Sarah was sewing, beading and determined to sell her art ten years before meeting Eighth Generation Founder and CEO Louie Gong. “I was that girl walking around with the bead work and selling out of my Honda Civic in busy parking lots,” Sarah says.
Originally operating as “House of Howes” – her one-woman custom beadwork and regalia business based in her kitchen – Sarah later rebranded to Heart Berry, shifting the focus away from her and onto the brand’s goals like community care.
“Heart Berry (the Ode'imin) has always felt right,” Sarah says. “I use the heart berry all across my art, with running and throughout my life. It’s all about the story of the heart.”

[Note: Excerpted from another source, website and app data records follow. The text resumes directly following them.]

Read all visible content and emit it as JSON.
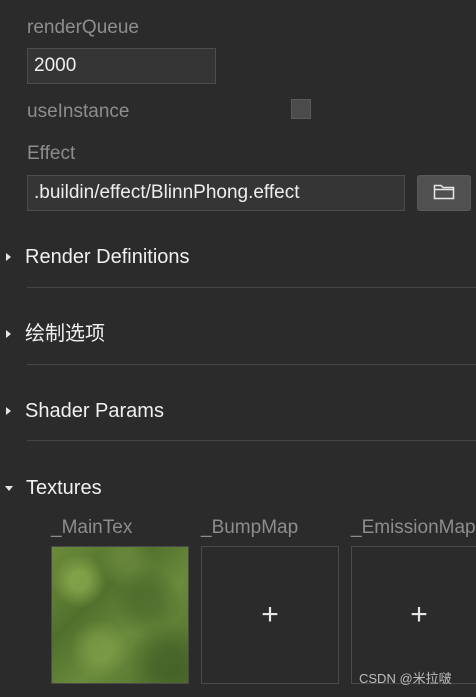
{
  "properties": {
    "render_queue": {
      "label": "renderQueue",
      "value": "2000"
    },
    "use_instance": {
      "label": "useInstance",
      "checked": false
    },
    "effect": {
      "label": "Effect",
      "value": ".buildin/effect/BlinnPhong.effect",
      "browse_icon": "folder-icon"
    }
  },
  "sections": [
    {
      "title": "Render Definitions",
      "expanded": false
    },
    {
      "title": "绘制选项",
      "expanded": false
    },
    {
      "title": "Shader Params",
      "expanded": false
    },
    {
      "title": "Textures",
      "expanded": true
    }
  ],
  "textures": [
    {
      "label": "_MainTex",
      "assigned": true
    },
    {
      "label": "_BumpMap",
      "assigned": false,
      "icon": "+"
    },
    {
      "label": "_EmissionMap",
      "assigned": false,
      "icon": "+"
    }
  ],
  "watermark": "CSDN @米拉啵",
  "colors": {
    "background": "#2b2b2b",
    "field": "#353535",
    "button": "#505050"
  }
}
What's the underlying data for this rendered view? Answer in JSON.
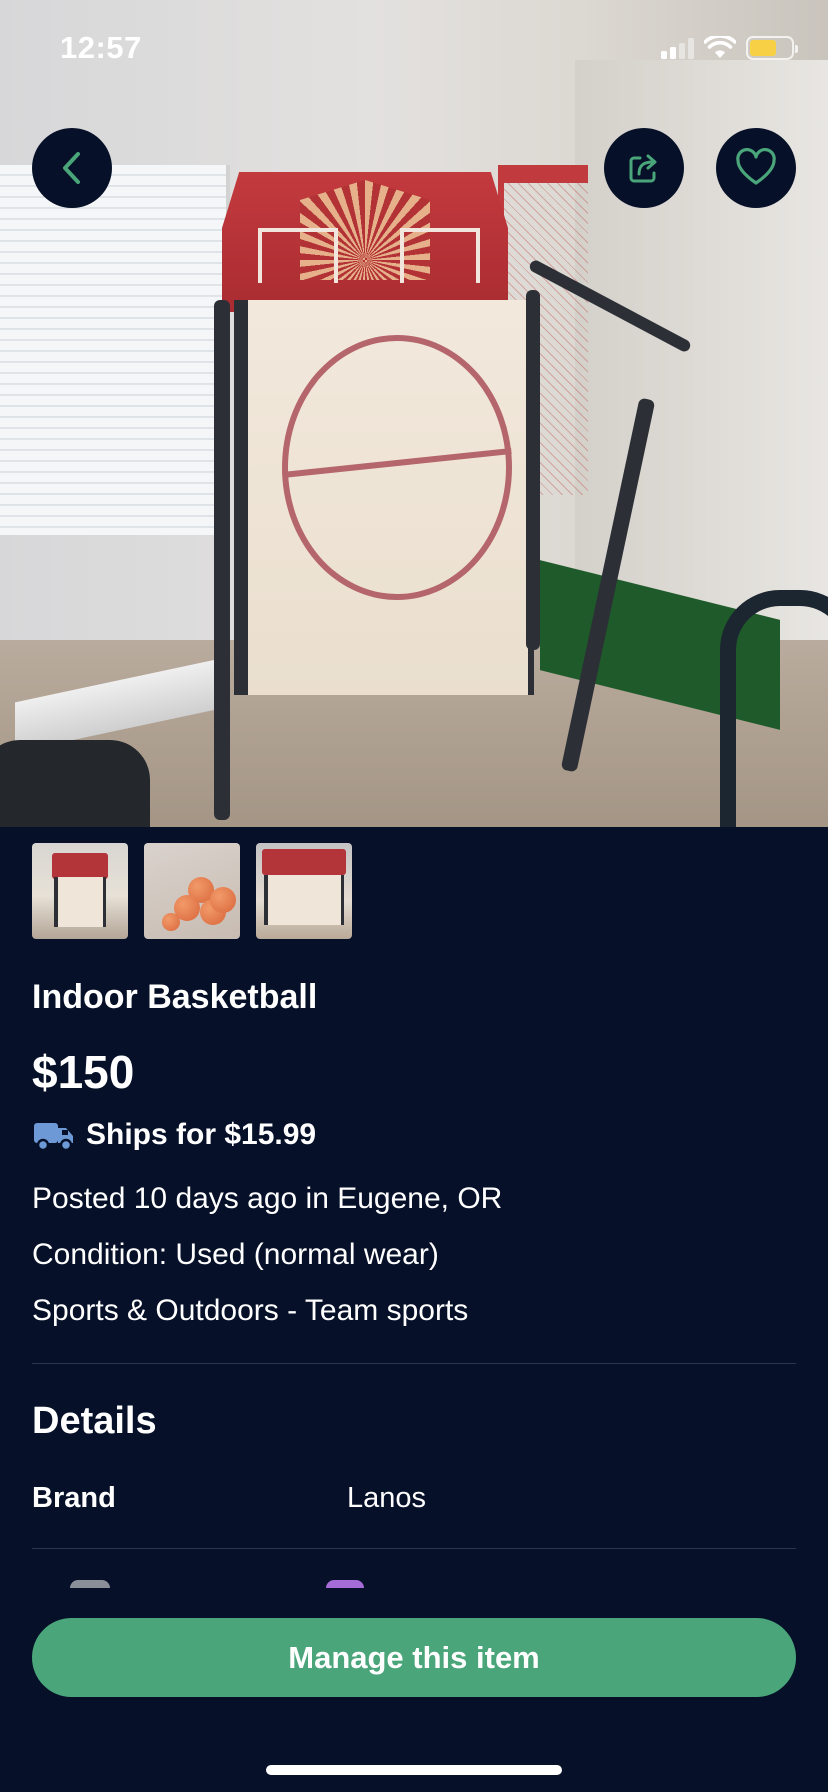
{
  "status_bar": {
    "time": "12:57",
    "signal_icon": "cellular-signal-icon",
    "wifi_icon": "wifi-icon",
    "battery_icon": "battery-icon",
    "battery_color": "#f7d046"
  },
  "header_actions": {
    "back_icon": "chevron-left-icon",
    "share_icon": "share-icon",
    "favorite_icon": "heart-icon",
    "icon_color": "#4aa67a"
  },
  "gallery": {
    "thumbnail_count": 3
  },
  "product": {
    "title": "Indoor Basketball",
    "price": "$150",
    "shipping_icon": "truck-icon",
    "shipping": "Ships for $15.99",
    "posted": "Posted 10 days ago in Eugene, OR",
    "condition": "Condition: Used (normal wear)",
    "category": "Sports & Outdoors - Team sports"
  },
  "details": {
    "heading": "Details",
    "rows": [
      {
        "label": "Brand",
        "value": "Lanos"
      }
    ]
  },
  "actions": {
    "manage_label": "Manage this item",
    "accent_color": "#4aa67a"
  },
  "theme": {
    "background": "#061028",
    "text": "#ffffff"
  }
}
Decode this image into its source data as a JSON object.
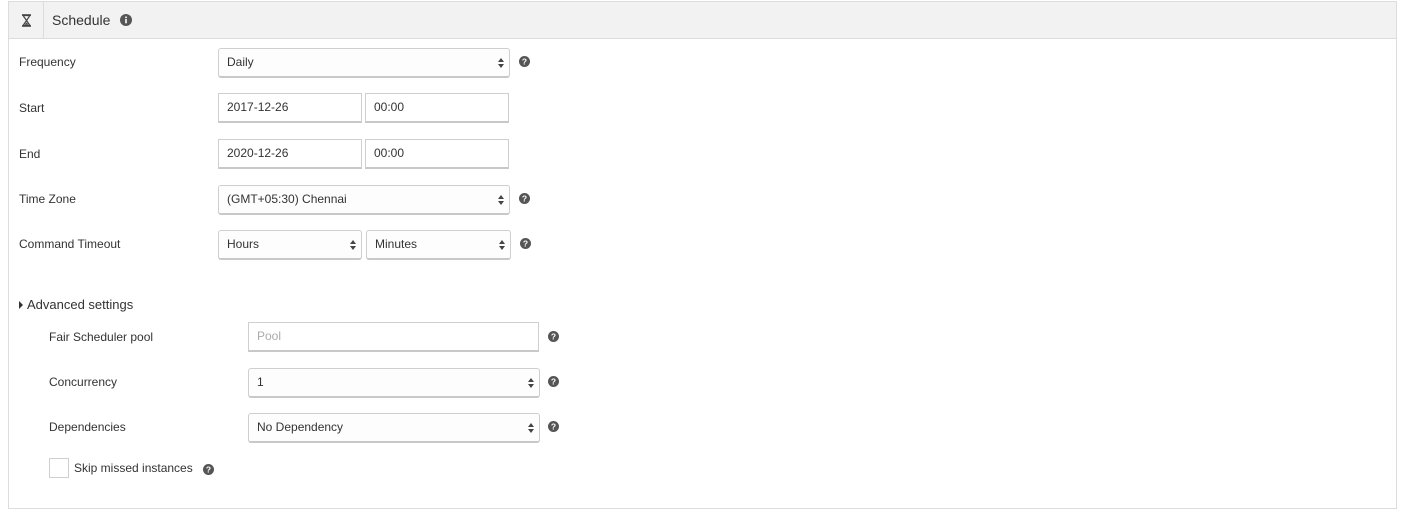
{
  "header": {
    "title": "Schedule",
    "icon": "hourglass-icon",
    "info_icon": "info-icon"
  },
  "form": {
    "frequency": {
      "label": "Frequency",
      "value": "Daily"
    },
    "start": {
      "label": "Start",
      "date": "2017-12-26",
      "time": "00:00"
    },
    "end": {
      "label": "End",
      "date": "2020-12-26",
      "time": "00:00"
    },
    "timezone": {
      "label": "Time Zone",
      "value": "(GMT+05:30) Chennai"
    },
    "command_timeout": {
      "label": "Command Timeout",
      "hours": "Hours",
      "minutes": "Minutes"
    }
  },
  "advanced": {
    "toggle_label": "Advanced settings",
    "pool": {
      "label": "Fair Scheduler pool",
      "placeholder": "Pool"
    },
    "concurrency": {
      "label": "Concurrency",
      "value": "1"
    },
    "dependencies": {
      "label": "Dependencies",
      "value": "No Dependency"
    },
    "skip_missed": {
      "label": "Skip missed instances",
      "checked": false
    }
  }
}
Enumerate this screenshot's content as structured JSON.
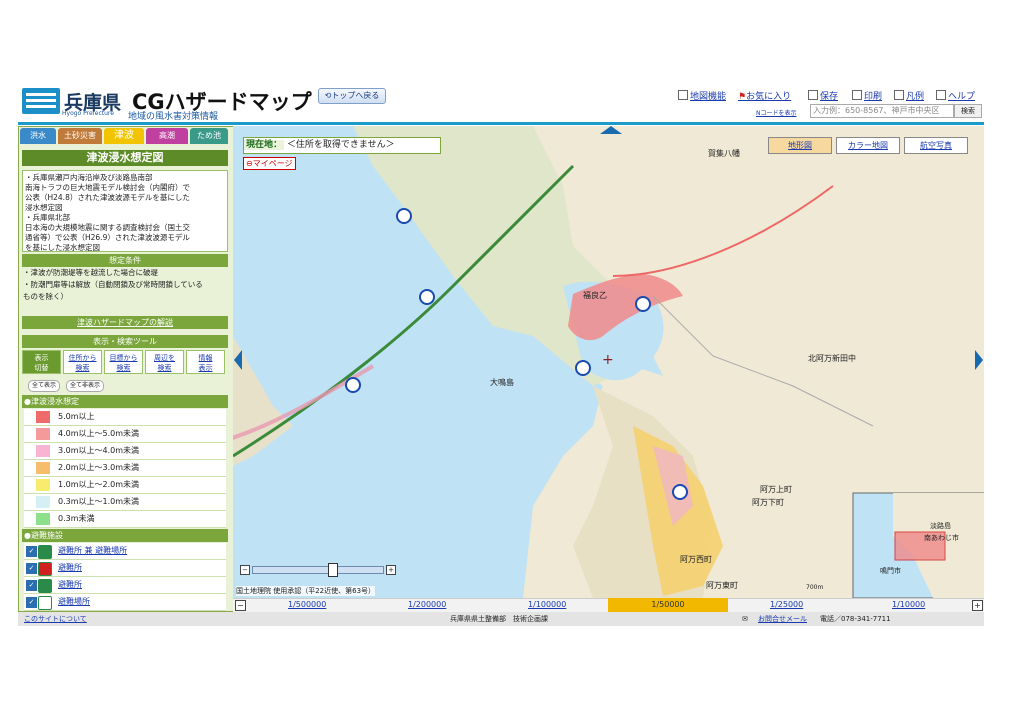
{
  "header": {
    "pref_name": "兵庫県",
    "app_title": "CGハザードマップ",
    "app_subtitle": "地域の風水害対策情報",
    "hyogo_en": "Hyogo Prefecture",
    "top_button": "トップへ戻る",
    "menu": [
      "地図機能",
      "お気に入り",
      "保存",
      "印刷",
      "凡例",
      "ヘルプ"
    ],
    "ncode_link": "Nコードを表示",
    "address_placeholder": "入力例：650-8567、神戸市中央区",
    "search_button": "検索"
  },
  "hazard_tabs": [
    "洪水",
    "土砂災害",
    "津波",
    "高潮",
    "ため池"
  ],
  "panel": {
    "title": "津波浸水想定図",
    "description": [
      "・兵庫県瀬戸内海沿岸及び淡路島南部",
      "南海トラフの巨大地震モデル検討会（内閣府）で",
      "公表（H24.8）された津波波源モデルを基にした",
      "浸水想定図",
      "・兵庫県北部",
      "日本海の大規模地震に関する調査検討会（国土交",
      "通省等）で公表（H26.9）された津波波源モデル",
      "を基にした浸水想定図"
    ],
    "conditions_header": "想定条件",
    "conditions": [
      "・津波が防潮堤等を越流した場合に破堤",
      "・防潮門扉等は解放（自動閉鎖及び常時閉鎖している",
      "ものを除く）"
    ],
    "explain_link": "津波ハザードマップの解説",
    "tools_header": "表示・検索ツール",
    "tools": [
      "表示\n切替",
      "住所から\n検索",
      "目標から\n検索",
      "周辺を\n検索",
      "情報\n表示"
    ],
    "show_all": "全て表示",
    "hide_all": "全て非表示",
    "legend_title": "●津波浸水想定",
    "legend": [
      {
        "label": "5.0m以上",
        "color": "#ee6b6b"
      },
      {
        "label": "4.0m以上～5.0m未満",
        "color": "#f59a9a"
      },
      {
        "label": "3.0m以上～4.0m未満",
        "color": "#f8b4d2"
      },
      {
        "label": "2.0m以上～3.0m未満",
        "color": "#f6be6c"
      },
      {
        "label": "1.0m以上～2.0m未満",
        "color": "#f7ec6e"
      },
      {
        "label": "0.3m以上～1.0m未満",
        "color": "#d4f0f4"
      },
      {
        "label": "0.3m未満",
        "color": "#8ce08c"
      }
    ],
    "shelter_title": "●避難施設",
    "shelters": [
      {
        "label": "避難所 兼 避難場所",
        "icon": "shelter-both-icon",
        "color": "#2a8a4a"
      },
      {
        "label": "避難所",
        "icon": "shelter-red-icon",
        "color": "#d02020"
      },
      {
        "label": "避難所",
        "icon": "shelter-icon",
        "color": "#2a8a4a"
      },
      {
        "label": "避難場所",
        "icon": "evacuation-site-icon",
        "color": "#ffffff"
      }
    ]
  },
  "map": {
    "location_label": "現在地：",
    "location_value": "＜住所を取得できません＞",
    "mypage": "マイページ",
    "map_types": [
      "地形図",
      "カラー地図",
      "航空写真"
    ],
    "active_map_type": "地形図",
    "credit": "国土地理院 使用承認（平22近使、第63号）",
    "scale_label": "700m",
    "place_labels": [
      "福良乙",
      "阿万上町",
      "阿万下町",
      "阿万西町",
      "阿万東町",
      "賀集八幡",
      "北阿万新田中",
      "大鳴島",
      "淡路島",
      "鳴門市",
      "南あわじ市"
    ]
  },
  "scales": [
    "1/500000",
    "1/200000",
    "1/100000",
    "1/50000",
    "1/25000",
    "1/10000"
  ],
  "active_scale": "1/50000",
  "footer": {
    "about": "このサイトについて",
    "dept": "兵庫県県土整備部　技術企画課",
    "contact": "お問合せメール",
    "phone": "電話／078-341-7711"
  }
}
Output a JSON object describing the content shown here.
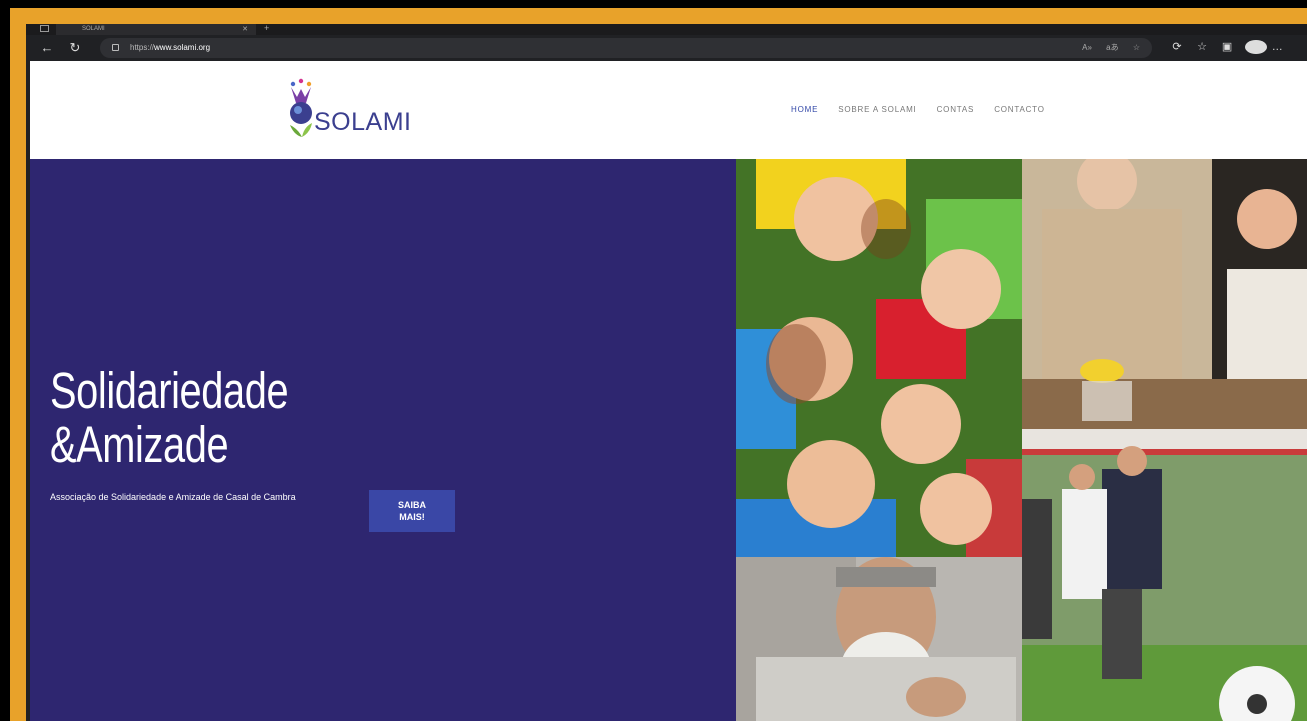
{
  "browser": {
    "tab_title": "SOLAMI",
    "url_prefix": "https://",
    "url_host": "www.solami.org",
    "back_icon": "back-arrow-icon",
    "refresh_icon": "refresh-icon"
  },
  "site": {
    "logo_text": "SOLAMI",
    "nav": [
      "HOME",
      "SOBRE A SOLAMI",
      "CONTAS",
      "CONTACTO"
    ],
    "active_nav": "HOME"
  },
  "hero": {
    "title_line1": "Solidariedade",
    "title_line2": "&Amizade",
    "subtitle": "Associação de Solidariedade e Amizade de Casal de Cambra",
    "button_line1": "SAIBA",
    "button_line2": "MAIS!"
  },
  "colors": {
    "frame": "#e8a22a",
    "hero_bg": "#2e2670",
    "button_bg": "#3a47a6",
    "nav_active": "#3348a8"
  }
}
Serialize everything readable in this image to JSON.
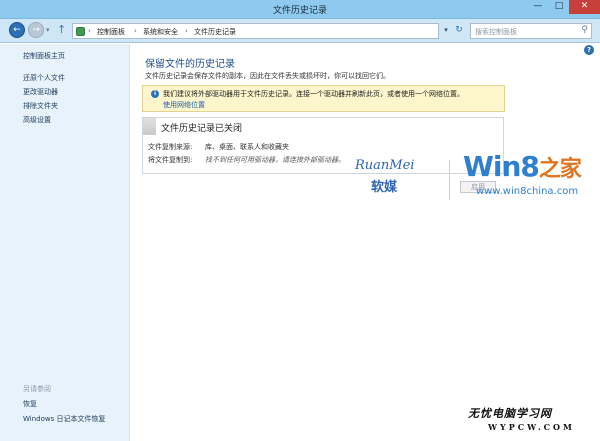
{
  "window": {
    "title": "文件历史记录",
    "min_glyph": "—",
    "max_glyph": "□",
    "close_glyph": "✕"
  },
  "nav": {
    "back_glyph": "←",
    "forward_glyph": "→",
    "recent_glyph": "▾",
    "up_glyph": "↑",
    "breadcrumb": [
      "控制面板",
      "系统和安全",
      "文件历史记录"
    ],
    "crumb_sep": "›",
    "dropdown_glyph": "▾",
    "refresh_glyph": "↻",
    "search_placeholder": "搜索控制面板",
    "search_glyph": "⚲"
  },
  "sidebar": {
    "home": "控制面板主页",
    "items": [
      "还原个人文件",
      "更改驱动器",
      "排除文件夹",
      "高级设置"
    ],
    "see_also_title": "另请参阅",
    "see_also": [
      "恢复",
      "Windows 日记本文件恢复"
    ]
  },
  "main": {
    "help_glyph": "?",
    "heading": "保留文件的历史记录",
    "description": "文件历史记录会保存文件的副本，因此在文件丢失或损坏时，你可以找回它们。",
    "info": {
      "icon_glyph": "i",
      "message": "我们建议将外部驱动器用于文件历史记录。连接一个驱动器并刷新此页，或者使用一个网络位置。",
      "link": "使用网络位置"
    },
    "status": {
      "title": "文件历史记录已关闭",
      "copy_source_label": "文件复制来源:",
      "copy_source_value": "库、桌面、联系人和收藏夹",
      "copy_to_label": "将文件复制到:",
      "copy_to_value": "找不到任何可用驱动器，请连接外部驱动器。",
      "button": "启用"
    }
  },
  "watermarks": {
    "ruanmei_en": "RuanMei",
    "ruanmei_cn": "软媒",
    "win8": "Win8",
    "win8_cn": "之家",
    "domain": "www.win8china.com",
    "bottom_cn": "无忧电脑学习网",
    "bottom_en": "WYPCW.COM"
  }
}
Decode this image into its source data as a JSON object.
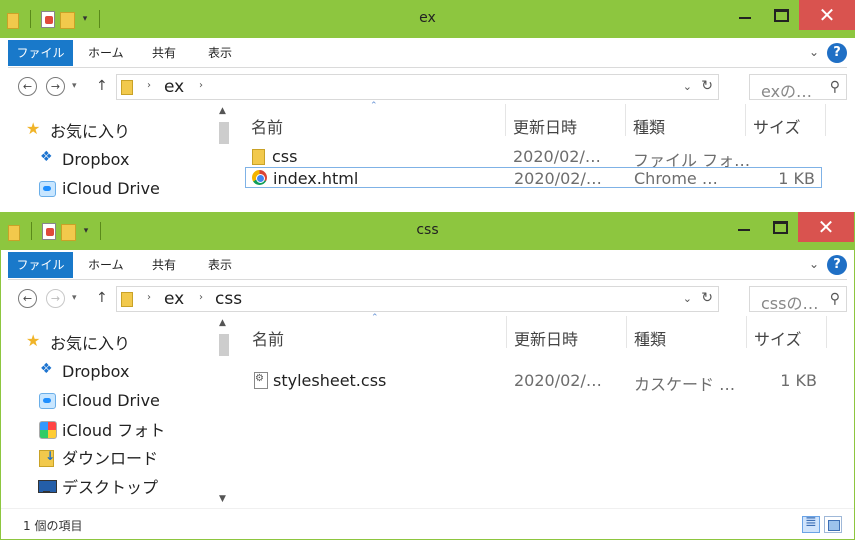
{
  "windows": [
    {
      "title": "ex",
      "ribbon": {
        "tabs": [
          "ファイル",
          "ホーム",
          "共有",
          "表示"
        ]
      },
      "address": {
        "crumbs": [
          "ex"
        ],
        "search_placeholder": "exの…"
      },
      "nav_items": [
        {
          "label": "お気に入り",
          "icon": "star-icon"
        },
        {
          "label": "Dropbox",
          "icon": "dropbox-icon"
        },
        {
          "label": "iCloud Drive",
          "icon": "icloud-drive-icon"
        }
      ],
      "columns": [
        "名前",
        "更新日時",
        "種類",
        "サイズ"
      ],
      "files": [
        {
          "name": "css",
          "date": "2020/02/…",
          "type": "ファイル フォ…",
          "size": "",
          "icon": "folder-icon"
        },
        {
          "name": "index.html",
          "date": "2020/02/…",
          "type": "Chrome …",
          "size": "1 KB",
          "icon": "chrome-icon"
        }
      ]
    },
    {
      "title": "css",
      "ribbon": {
        "tabs": [
          "ファイル",
          "ホーム",
          "共有",
          "表示"
        ]
      },
      "address": {
        "crumbs": [
          "ex",
          "css"
        ],
        "search_placeholder": "cssの…"
      },
      "nav_items": [
        {
          "label": "お気に入り",
          "icon": "star-icon"
        },
        {
          "label": "Dropbox",
          "icon": "dropbox-icon"
        },
        {
          "label": "iCloud Drive",
          "icon": "icloud-drive-icon"
        },
        {
          "label": "iCloud フォト",
          "icon": "icloud-photos-icon"
        },
        {
          "label": "ダウンロード",
          "icon": "downloads-icon"
        },
        {
          "label": "デスクトップ",
          "icon": "desktop-icon"
        }
      ],
      "columns": [
        "名前",
        "更新日時",
        "種類",
        "サイズ"
      ],
      "files": [
        {
          "name": "stylesheet.css",
          "date": "2020/02/…",
          "type": "カスケード …",
          "size": "1 KB",
          "icon": "css-file-icon"
        }
      ],
      "status": "1 個の項目"
    }
  ],
  "colors": {
    "titlebar": "#8dc63f",
    "close": "#d9534f",
    "file_tab": "#1979ca",
    "selection_border": "#7fb2e6"
  }
}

In the past year, Heart Berry has employed other women and built a work facility. Sarah’s go-getter attitude has propelled her since childhood – you’d often find her conducting lemonade stands, walking people’s dogs or delivering newspapers to save up money. With Heart Berry and her Eighth Generation collaborations, she pursues an additional currency: respect from her community.
In fact, when Duluth Pack welcomed a visit by Ivanka Trump and other top federal officials in July 2020, Heart Berry took a stand against the canvas and leather bag company. Heart Berry shared concerns about the administration’s deployment of federal agents into communities during peaceful protests, as well as actions against the environment. Heart Berry had recently created custom bags with Duluth Pack but, in ending their collaboration, donated all remaining bags to Life House, a facility that provides support for homeless and transitioning youth. Watch Heart Berry’s official statement below:
The day after Heart Berry’s Duluth Pack decision, an elder from down the road stopped by Sarah’s house to thank her. “My girl, my girl,” the woman said. “I’m so proud of you!” Sarah notes this moment as one of the times where she truly felt validation and success.
“This is the kind of thing where I realize I can still do this business and align with the values important to me and the people in my community,” Sarah says. “Heart Berry is a business but also a way of life.”
Sarah’s success helps show her children what is possible. Though she acknowledges her entrepreneurial path as back and forth thoughts of I suck and I’m awesome, her kids believe in more opportunities than Sarah ever did at their age.
“My children aren’t just growing up on the Rez but growing up knowing who they are, with intention and culture,” Sarah says. “My daughter once said she wants to be an author and I encourage her to pursue dreams like that. I had to seek this all out – for them it’s more normal.”
Everything Sarah bought for her growing business began with an $800 Cobell settlement payment along with years of dedication, hard work and wise investments. She says she’s still rolling this money over and making it mean something.
“All we can do in this life is take the seed and grow it,” Sarah says, trailblazing ahead. “I’m not done learning yet.”